- The projects will take 15-30 minutes, and you can stop by anytime between 10 a.m. and noon.
- They are designed to be done by a grown-up along with a student roughly from 6- to 10-years old, but we won’t be checking IDs or anything.
- It’s at the Whole Foods Market, 1111 S. Washington St.
- It’s totally free, with the generosity of Whole Foods in supplying us the space and the materials.
No bombs this time, but you will get to build something and then try to destroy it! As always we’ll have full instructions and use only stuff that you either have at home now or can get from the grocery store.
We listened to the feedback from last time, and so this time along with the fun we’ll add a small bit of explanation of the science behind what we are doing, and something about the environment, too.

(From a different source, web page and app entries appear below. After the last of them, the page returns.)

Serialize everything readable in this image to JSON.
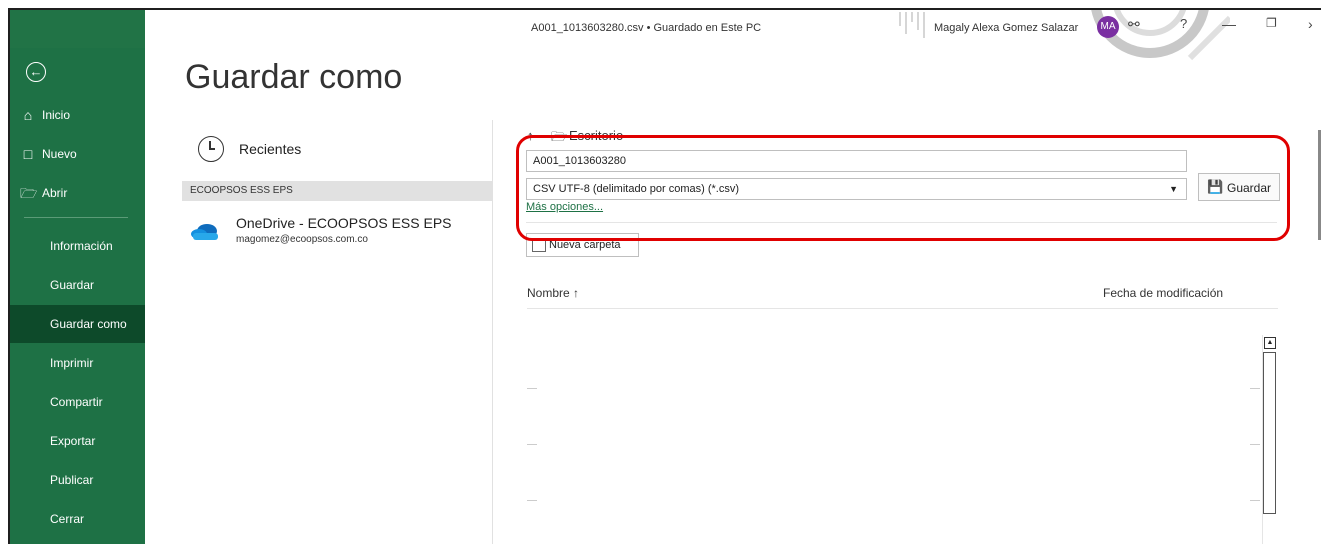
{
  "window": {
    "title": "A001_1013603280.csv • Guardado en Este PC",
    "user_name": "Magaly Alexa Gomez Salazar",
    "user_initials": "MA"
  },
  "sidebar": {
    "back_icon": "arrow-left-circle-icon",
    "items": [
      {
        "label": "Inicio",
        "icon": "home-icon"
      },
      {
        "label": "Nuevo",
        "icon": "document-icon"
      },
      {
        "label": "Abrir",
        "icon": "folder-open-icon"
      }
    ],
    "sub_items": [
      {
        "label": "Información"
      },
      {
        "label": "Guardar"
      },
      {
        "label": "Guardar como",
        "active": true
      },
      {
        "label": "Imprimir"
      },
      {
        "label": "Compartir"
      },
      {
        "label": "Exportar"
      },
      {
        "label": "Publicar"
      },
      {
        "label": "Cerrar"
      }
    ]
  },
  "main": {
    "title": "Guardar como",
    "locations": {
      "recent_label": "Recientes",
      "group_header": "ECOOPSOS ESS EPS",
      "onedrive_name": "OneDrive - ECOOPSOS ESS EPS",
      "onedrive_email": "magomez@ecoopsos.com.co"
    },
    "save_panel": {
      "path": "Escritorio",
      "filename": "A001_1013603280",
      "filetype": "CSV UTF-8 (delimitado por comas) (*.csv)",
      "save_label": "Guardar",
      "more_options": "Más opciones...",
      "new_folder_label": "Nueva carpeta",
      "col_name": "Nombre",
      "col_date": "Fecha de modificación"
    }
  },
  "colors": {
    "sidebar": "#1e7145",
    "active_item": "#0d4a2a",
    "highlight": "#e00000"
  }
}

Also, if you are Facebooky type, we have a new Facebook Group page. Don’t be alarmed by the lack of activity on it; I just started it and haven’t yet promoted it at all. We’ll get that ramped up as we keep going. If you are on Facebook, though, do become a member of our group.
We had a big crowd last time, and this time we are going to be in the café area so we’ll have plenty of room even if we have more people.

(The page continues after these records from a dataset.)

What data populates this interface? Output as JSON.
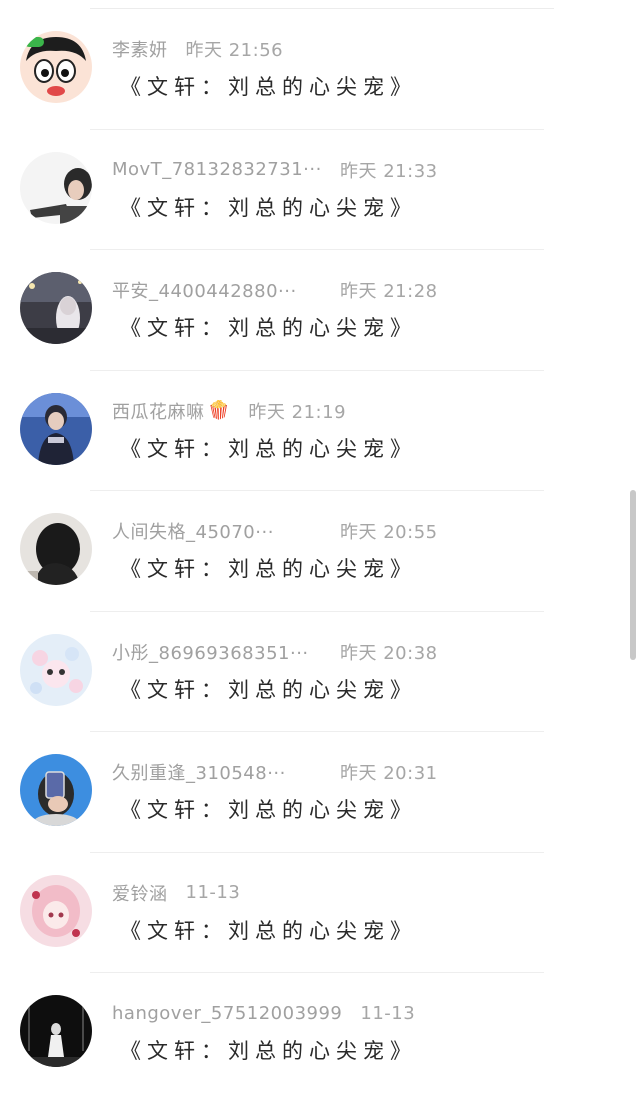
{
  "colors": {
    "background": "#ffffff",
    "username": "#a0a0a0",
    "comment_text": "#2a2a2a",
    "divider": "#eeeeee"
  },
  "comments": [
    {
      "username": "李素妍",
      "time": "昨天 21:56",
      "text": "《文轩：刘总的心尖宠》",
      "avatar": "cartoon-boy-avatar"
    },
    {
      "username": "MovT_78132832731···",
      "time": "昨天 21:33",
      "text": "《文轩：刘总的心尖宠》",
      "avatar": "photo-person-avatar"
    },
    {
      "username": "平安_4400442880···",
      "time": "昨天 21:28",
      "text": "《文轩：刘总的心尖宠》",
      "avatar": "night-street-avatar"
    },
    {
      "username": "西瓜花麻嘛",
      "time": "昨天 21:19",
      "text": "《文轩：刘总的心尖宠》",
      "avatar": "stage-performer-avatar",
      "emoji": "🍿"
    },
    {
      "username": "人间失格_45070···",
      "time": "昨天 20:55",
      "text": "《文轩：刘总的心尖宠》",
      "avatar": "dark-hair-avatar"
    },
    {
      "username": "小彤_86969368351···",
      "time": "昨天 20:38",
      "text": "《文轩：刘总的心尖宠》",
      "avatar": "floral-pastel-avatar"
    },
    {
      "username": "久别重逢_310548···",
      "time": "昨天 20:31",
      "text": "《文轩：刘总的心尖宠》",
      "avatar": "selfie-phone-avatar"
    },
    {
      "username": "爱铃涵",
      "time": "11-13",
      "text": "《文轩：刘总的心尖宠》",
      "avatar": "pink-anime-avatar"
    },
    {
      "username": "hangover_57512003999",
      "time": "11-13",
      "text": "《文轩：刘总的心尖宠》",
      "avatar": "dark-stage-avatar"
    }
  ]
}
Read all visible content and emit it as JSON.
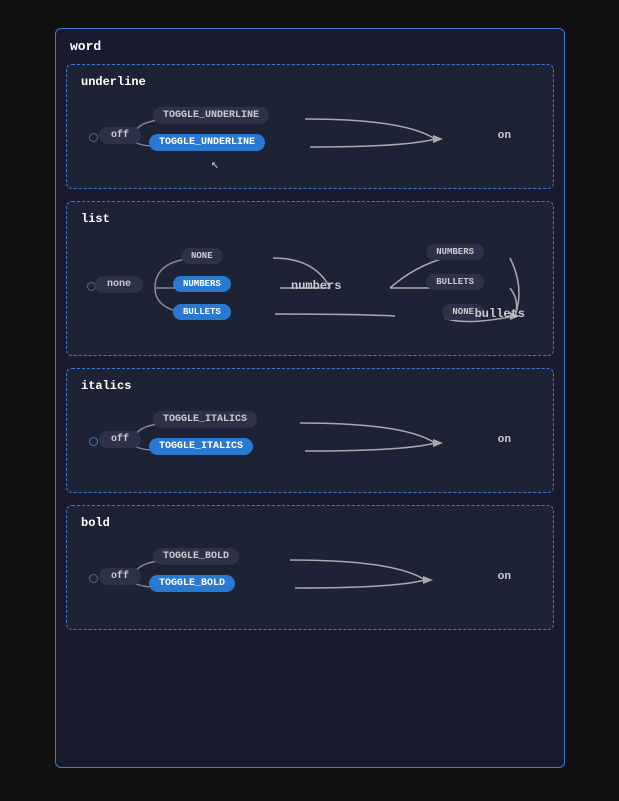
{
  "outer": {
    "title": "word",
    "border_color": "#3a7bd5"
  },
  "sections": [
    {
      "id": "underline",
      "title": "underline",
      "type": "toggle",
      "nodes": {
        "left_label": "off",
        "right_label": "on",
        "toggle_top": "TOGGLE_UNDERLINE",
        "toggle_bot": "TOGGLE_UNDERLINE"
      }
    },
    {
      "id": "list",
      "title": "list",
      "type": "multi",
      "nodes": {
        "left_label": "none",
        "middle_label": "numbers",
        "right_label": "bullets",
        "options_left": [
          "NONE",
          "NUMBERS",
          "BULLETS"
        ],
        "options_right": [
          "NUMBERS",
          "BULLETS",
          "NONE"
        ]
      }
    },
    {
      "id": "italics",
      "title": "italics",
      "type": "toggle",
      "nodes": {
        "left_label": "off",
        "right_label": "on",
        "toggle_top": "TOGGLE_ITALICS",
        "toggle_bot": "TOGGLE_ITALICS"
      }
    },
    {
      "id": "bold",
      "title": "bold",
      "type": "toggle",
      "nodes": {
        "left_label": "off",
        "right_label": "on",
        "toggle_top": "TOGGLE_BOLD",
        "toggle_bot": "TOGGLE_BOLD"
      }
    }
  ]
}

So, we are looking forward to seeing you there. In the meantime, thanks for reading!
First one was fun, here’s the scientific proof! November 5, 2009Posted by Scott in Free Science Experiment Workshop.
Well, the reviews are in and even though we just about broke Whole Foods Market, we have been invited back for a second event on Nov. 14.
That’s right, it’s a second Second Saturday Science. Say that two times fast.
We’ll have more details on that soon, but first here are some photos from the first event:
And here’s a video of one of our “bombs.”
Thanks to Evelyn and Karen for the photos and Evelyn for the video.
Was the experiment a success? October 10, 2009Posted by Scott in Free Science Experiment Workshop.
Of course a big part of experimenting is figuring out the result. Why did the bomb work? Why did the volcano not erupt?
I’d like to hear from those who attended: Was this experiment in a Saturday morning activity good for you?
Here’s a quick poll, and under that if you want to leave comments you are welcome to. If you want to send comments that won’t be seen by others, you can contact Scott Yates through his blog, or you can use this site’s contact form.
Soon we’ll have some pictures and possibly a video of our first one.
If you did not come, well, hopefully we’ll see you on the next Second Saturday Science!